Moscow Photo Gallery
I arrive in Moscow after a long trip on the road from St. Petersburg.
For the full collection, please click the below 2 links :
Moscow's subway system is famous for its beautiful subway stations. It made sense that this was my first attraction in the city.
The Ukraine is the old Soviet Union's breadbasket and this station celebrated the harvest.
Long escalators connect the platforms with the surface world. You can barely make out the top end.
Mid-afternoon was probably a poor timing choice to visit the stations.
Thanks to long summer nights, the sky was still a little bright late into the night. This historic building has been turned into a 5-star hotel.
There are 7 of these Soviet-style grand buildings dotted across Moscow.
Christ the Saviour Cathedral is a large church that dominates the historic Moscow skyline. It was built such for good reason - as a monument to Russia's victory over Napoleon. However, the original construction was razed by Stalin, only to be rebuilt in 1994.
No wonder the details look so new!
The Arbat pedestrian street is quite nice but I got there a bit too early.
The most interesting part is the farmer's market - the only place open on that street besides the cafes.

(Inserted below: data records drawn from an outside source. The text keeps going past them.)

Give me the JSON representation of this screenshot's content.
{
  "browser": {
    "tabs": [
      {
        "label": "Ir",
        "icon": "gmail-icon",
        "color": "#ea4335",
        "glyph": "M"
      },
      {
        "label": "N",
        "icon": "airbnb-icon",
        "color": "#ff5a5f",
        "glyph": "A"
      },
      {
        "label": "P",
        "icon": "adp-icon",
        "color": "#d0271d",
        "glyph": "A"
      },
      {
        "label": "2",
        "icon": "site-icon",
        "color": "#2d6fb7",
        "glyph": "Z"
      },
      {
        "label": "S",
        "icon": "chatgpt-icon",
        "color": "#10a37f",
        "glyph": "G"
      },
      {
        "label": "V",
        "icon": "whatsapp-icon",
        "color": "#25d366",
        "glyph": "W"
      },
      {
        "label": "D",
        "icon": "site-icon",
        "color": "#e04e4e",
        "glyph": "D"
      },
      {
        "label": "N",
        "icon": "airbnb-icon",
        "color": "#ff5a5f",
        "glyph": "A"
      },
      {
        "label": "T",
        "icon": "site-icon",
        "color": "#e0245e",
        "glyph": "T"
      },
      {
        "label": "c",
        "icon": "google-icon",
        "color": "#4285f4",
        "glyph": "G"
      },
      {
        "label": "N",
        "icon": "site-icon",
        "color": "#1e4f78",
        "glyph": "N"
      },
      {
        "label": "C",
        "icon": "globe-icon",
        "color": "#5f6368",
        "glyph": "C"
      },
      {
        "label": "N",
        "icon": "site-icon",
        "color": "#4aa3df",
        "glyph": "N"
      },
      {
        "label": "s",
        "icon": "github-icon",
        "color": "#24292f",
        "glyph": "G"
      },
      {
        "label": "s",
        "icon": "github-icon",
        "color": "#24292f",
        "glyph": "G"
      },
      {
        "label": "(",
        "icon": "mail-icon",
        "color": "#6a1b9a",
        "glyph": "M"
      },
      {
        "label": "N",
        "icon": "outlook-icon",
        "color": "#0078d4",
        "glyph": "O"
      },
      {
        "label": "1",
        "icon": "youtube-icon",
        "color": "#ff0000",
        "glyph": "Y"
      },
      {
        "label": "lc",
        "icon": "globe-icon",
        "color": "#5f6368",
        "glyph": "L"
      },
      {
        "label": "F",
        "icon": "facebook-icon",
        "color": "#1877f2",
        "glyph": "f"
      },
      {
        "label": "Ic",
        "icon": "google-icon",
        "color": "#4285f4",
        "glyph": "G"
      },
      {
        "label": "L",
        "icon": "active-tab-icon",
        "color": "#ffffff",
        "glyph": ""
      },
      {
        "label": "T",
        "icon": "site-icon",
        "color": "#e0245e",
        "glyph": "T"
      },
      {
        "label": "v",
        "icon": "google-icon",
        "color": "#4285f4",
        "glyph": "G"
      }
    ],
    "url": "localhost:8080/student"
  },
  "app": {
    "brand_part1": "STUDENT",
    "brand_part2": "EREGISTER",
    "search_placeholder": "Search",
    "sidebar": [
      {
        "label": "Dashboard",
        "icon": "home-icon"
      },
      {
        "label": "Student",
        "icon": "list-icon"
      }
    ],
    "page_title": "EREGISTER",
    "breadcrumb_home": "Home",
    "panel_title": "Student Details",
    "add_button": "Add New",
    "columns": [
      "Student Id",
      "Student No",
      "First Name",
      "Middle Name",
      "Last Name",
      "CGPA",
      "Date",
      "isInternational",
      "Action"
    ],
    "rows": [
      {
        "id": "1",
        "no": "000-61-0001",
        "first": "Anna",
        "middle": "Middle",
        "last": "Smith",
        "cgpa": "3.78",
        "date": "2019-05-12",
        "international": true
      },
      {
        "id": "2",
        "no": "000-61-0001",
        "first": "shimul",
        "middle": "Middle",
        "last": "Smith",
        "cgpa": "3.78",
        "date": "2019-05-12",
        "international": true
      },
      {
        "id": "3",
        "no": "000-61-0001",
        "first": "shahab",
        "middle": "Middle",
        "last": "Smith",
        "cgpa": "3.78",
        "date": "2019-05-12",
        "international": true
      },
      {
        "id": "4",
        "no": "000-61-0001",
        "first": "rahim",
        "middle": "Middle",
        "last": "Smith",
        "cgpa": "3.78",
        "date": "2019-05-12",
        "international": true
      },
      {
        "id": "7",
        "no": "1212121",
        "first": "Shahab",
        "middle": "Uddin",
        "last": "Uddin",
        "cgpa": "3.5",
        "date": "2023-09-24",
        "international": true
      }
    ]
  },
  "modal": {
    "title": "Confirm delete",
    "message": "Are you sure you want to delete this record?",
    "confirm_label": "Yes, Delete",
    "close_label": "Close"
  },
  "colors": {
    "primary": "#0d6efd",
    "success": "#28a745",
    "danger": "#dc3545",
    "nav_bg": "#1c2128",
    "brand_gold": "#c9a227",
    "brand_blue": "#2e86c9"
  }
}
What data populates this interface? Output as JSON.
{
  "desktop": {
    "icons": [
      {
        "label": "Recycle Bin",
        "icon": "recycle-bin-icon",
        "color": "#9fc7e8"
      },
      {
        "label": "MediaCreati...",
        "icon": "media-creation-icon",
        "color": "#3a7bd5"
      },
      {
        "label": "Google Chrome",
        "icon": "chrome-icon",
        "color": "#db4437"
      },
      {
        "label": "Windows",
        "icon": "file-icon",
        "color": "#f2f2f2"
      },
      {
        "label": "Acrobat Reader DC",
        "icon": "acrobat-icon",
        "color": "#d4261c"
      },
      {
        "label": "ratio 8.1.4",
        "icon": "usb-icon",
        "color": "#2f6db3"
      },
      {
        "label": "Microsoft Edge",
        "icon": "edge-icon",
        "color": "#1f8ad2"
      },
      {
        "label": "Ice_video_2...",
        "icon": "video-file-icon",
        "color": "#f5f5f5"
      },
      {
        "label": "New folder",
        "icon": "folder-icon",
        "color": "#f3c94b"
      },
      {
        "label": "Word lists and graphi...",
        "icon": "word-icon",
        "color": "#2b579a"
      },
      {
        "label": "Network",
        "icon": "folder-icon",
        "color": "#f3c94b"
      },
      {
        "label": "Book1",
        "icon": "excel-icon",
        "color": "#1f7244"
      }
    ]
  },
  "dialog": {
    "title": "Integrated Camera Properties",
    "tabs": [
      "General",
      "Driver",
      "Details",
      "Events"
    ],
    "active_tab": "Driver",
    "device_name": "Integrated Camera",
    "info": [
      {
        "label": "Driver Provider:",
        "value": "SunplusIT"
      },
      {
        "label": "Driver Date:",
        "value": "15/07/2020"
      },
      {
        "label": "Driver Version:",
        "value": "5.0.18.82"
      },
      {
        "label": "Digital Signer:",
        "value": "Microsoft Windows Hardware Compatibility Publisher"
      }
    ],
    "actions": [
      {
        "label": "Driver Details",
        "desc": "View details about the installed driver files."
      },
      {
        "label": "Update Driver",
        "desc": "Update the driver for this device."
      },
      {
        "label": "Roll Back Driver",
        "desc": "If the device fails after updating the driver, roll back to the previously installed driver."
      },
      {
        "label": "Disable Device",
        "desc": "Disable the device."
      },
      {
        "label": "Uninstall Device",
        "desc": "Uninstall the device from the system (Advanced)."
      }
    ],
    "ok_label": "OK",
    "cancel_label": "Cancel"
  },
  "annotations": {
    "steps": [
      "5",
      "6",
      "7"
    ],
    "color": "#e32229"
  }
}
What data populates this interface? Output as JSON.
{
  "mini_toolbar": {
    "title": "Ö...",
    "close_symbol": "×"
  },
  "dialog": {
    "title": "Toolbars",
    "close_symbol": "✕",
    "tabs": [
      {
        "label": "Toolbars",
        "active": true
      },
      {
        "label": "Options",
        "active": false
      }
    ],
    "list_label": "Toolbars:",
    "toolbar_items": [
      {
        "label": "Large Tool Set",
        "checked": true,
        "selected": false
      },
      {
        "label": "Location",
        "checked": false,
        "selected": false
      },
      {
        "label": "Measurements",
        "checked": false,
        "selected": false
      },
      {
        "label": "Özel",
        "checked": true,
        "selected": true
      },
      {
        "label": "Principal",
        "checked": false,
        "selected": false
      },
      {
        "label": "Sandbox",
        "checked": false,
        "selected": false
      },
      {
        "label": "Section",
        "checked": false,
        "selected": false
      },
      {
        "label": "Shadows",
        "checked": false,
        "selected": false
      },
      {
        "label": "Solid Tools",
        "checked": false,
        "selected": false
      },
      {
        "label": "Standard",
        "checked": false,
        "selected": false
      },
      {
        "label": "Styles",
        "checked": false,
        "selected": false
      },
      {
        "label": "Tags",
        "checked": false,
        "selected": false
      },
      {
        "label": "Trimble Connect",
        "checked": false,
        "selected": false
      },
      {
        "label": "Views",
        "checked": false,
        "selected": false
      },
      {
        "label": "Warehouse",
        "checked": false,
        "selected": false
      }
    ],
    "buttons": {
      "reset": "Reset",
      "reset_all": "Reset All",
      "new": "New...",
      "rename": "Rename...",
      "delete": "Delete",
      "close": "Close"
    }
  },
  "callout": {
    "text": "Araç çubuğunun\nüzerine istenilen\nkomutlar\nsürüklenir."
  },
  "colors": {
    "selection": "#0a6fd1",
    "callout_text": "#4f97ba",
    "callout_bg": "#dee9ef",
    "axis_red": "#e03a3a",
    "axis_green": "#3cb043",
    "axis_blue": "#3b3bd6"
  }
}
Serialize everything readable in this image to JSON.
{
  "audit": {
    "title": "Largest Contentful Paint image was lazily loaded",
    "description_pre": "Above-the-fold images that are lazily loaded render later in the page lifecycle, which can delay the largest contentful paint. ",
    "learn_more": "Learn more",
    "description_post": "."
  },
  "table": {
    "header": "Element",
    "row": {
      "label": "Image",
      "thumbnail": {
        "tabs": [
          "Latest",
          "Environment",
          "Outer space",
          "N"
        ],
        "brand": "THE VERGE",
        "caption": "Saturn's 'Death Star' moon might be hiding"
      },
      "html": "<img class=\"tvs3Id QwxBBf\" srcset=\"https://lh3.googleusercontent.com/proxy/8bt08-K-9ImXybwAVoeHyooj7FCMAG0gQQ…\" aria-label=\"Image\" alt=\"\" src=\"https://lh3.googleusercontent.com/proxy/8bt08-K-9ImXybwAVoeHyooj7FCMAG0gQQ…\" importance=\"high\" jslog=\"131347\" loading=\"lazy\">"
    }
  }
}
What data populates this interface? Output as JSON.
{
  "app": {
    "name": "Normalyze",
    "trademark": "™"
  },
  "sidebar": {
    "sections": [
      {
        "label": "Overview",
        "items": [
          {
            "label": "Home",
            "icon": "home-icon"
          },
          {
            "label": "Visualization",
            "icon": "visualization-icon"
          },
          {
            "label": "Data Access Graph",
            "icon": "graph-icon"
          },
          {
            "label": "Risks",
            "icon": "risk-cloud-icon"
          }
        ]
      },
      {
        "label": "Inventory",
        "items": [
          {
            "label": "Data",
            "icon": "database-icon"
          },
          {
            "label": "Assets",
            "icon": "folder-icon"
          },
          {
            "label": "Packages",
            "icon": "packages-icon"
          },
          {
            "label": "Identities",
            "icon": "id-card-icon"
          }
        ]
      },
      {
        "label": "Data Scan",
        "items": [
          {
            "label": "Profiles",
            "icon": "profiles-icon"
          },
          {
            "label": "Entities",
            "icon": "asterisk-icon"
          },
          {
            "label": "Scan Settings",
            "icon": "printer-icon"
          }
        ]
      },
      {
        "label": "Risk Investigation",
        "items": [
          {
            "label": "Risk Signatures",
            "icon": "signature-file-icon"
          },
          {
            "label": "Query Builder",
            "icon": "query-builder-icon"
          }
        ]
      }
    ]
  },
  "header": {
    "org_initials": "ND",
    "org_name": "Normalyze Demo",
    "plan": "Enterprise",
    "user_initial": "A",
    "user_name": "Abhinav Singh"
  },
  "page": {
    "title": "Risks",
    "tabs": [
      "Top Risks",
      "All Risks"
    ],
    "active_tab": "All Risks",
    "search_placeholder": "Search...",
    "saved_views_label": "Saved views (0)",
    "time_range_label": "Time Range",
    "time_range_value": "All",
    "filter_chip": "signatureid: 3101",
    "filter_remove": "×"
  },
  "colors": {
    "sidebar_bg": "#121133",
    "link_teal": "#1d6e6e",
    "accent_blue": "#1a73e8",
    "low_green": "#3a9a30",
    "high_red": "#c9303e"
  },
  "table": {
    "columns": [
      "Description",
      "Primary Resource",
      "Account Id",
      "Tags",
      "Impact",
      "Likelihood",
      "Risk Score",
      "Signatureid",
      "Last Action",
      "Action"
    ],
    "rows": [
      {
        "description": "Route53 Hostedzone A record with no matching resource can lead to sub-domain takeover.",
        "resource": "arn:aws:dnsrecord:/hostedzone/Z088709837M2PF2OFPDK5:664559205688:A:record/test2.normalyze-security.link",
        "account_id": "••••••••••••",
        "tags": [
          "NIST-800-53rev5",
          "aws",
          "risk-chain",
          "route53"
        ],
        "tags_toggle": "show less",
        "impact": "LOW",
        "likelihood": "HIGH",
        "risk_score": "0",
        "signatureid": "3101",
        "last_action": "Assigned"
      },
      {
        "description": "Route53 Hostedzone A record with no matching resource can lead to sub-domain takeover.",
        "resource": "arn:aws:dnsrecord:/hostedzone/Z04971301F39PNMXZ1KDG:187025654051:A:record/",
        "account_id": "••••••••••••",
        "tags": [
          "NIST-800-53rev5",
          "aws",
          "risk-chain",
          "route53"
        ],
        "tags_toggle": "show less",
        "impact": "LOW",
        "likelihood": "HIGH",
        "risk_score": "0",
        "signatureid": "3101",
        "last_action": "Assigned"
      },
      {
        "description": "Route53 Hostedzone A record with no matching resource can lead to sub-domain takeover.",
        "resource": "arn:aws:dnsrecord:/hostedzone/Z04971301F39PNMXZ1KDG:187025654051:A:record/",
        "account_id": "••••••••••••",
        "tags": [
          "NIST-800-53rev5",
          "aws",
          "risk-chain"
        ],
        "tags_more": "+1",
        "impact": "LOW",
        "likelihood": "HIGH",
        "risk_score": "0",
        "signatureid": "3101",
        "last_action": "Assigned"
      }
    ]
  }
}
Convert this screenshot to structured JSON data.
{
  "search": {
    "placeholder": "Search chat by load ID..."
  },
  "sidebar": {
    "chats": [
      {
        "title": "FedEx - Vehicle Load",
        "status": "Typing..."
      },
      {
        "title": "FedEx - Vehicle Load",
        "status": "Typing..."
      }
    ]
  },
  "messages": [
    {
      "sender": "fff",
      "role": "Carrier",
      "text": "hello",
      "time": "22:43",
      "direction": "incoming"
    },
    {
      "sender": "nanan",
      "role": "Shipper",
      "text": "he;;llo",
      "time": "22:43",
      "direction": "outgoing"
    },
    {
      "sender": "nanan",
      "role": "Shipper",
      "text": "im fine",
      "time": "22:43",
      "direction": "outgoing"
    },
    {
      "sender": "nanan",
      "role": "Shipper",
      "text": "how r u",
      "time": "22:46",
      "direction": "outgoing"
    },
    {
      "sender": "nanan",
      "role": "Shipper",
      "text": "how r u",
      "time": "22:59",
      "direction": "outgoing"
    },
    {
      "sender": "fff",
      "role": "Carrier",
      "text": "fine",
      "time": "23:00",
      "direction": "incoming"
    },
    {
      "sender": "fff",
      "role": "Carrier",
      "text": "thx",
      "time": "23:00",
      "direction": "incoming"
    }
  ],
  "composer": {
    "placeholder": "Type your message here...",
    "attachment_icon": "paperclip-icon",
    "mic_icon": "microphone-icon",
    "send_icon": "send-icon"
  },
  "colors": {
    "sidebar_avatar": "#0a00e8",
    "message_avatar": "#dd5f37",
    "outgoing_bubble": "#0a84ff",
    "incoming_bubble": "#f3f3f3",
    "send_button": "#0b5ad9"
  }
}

Victory Park was built to commemorate the 27 million Soviets that died in World War II.
Interestingly, this park is also home to all of synagogue, mosque, and Orthodox church.
These soldiers are practicing for an event. The red flags set against the blue sky are an interesting sight.
The Ministry of Foreign Affairs is a huge imposing building that reflects the old Soviet style architecture.
This old rickety bus is yet another interesting sight that I cannot easily find outside the old Soviet bloc.
Moscow State University offers a panoramic view of modern and historic Moscow.
A new financial district is rising west of the historic centre. There's plenty of construction so stay tuned!
The buildings near the Kremlin look imposing, and a little intimidating even.
Strangely, a huge department store fronts this prime open space at the heart of Russia's political centre.
St. Basil's date from the 16th century and features a very unique array of colourful "onion domes". Thanks to Tetris, I had high expectations of seeing this church in person. But the real thing seemed so small and insignificant. It didn't help a parking lot sat next to it.
It is possible to venture into the Kremlin for a visit. However, visitors need to stay within the visible line boundary. I was greeted by a modern monstrosity upon entering through the gates.
Beyond the restrictions, there was plenty of history to admire. The Assumption Cathedral saw inaugurations and coronoations for some 600 years.
The gold and the paintings are exquisite.
Today, these walls cannot prevent spies from getting through with their satellites and bugging equipment.
Faberge eggs are a popular but expensive souvenir from Russia. The hand-painted ones are stunning while cheaper "made in China" alternatives are available for the budget tourist.
Final countdown to the Winter Olympics!
The All-Russian Exhibition Center was originally used to showcase Soviet national achievements when it opened in 1939 and consisted of many pavilions for industries and republics. Today, the site is more like a carnival, with the buildings converted into recreational use, shops, or warehouses.
Plane spotting is great at the airport, with many little-known airlines and interesting models. What a great way to end my Russia visit!
Moscow is a large modern city with many monuments. The people didn't seem so friendly and looked very cold and emotion-less. I had anticipated this beforehand, suspecting they are a hardy bunch. Nevertheless, there is quite a lot to explore in this great capital.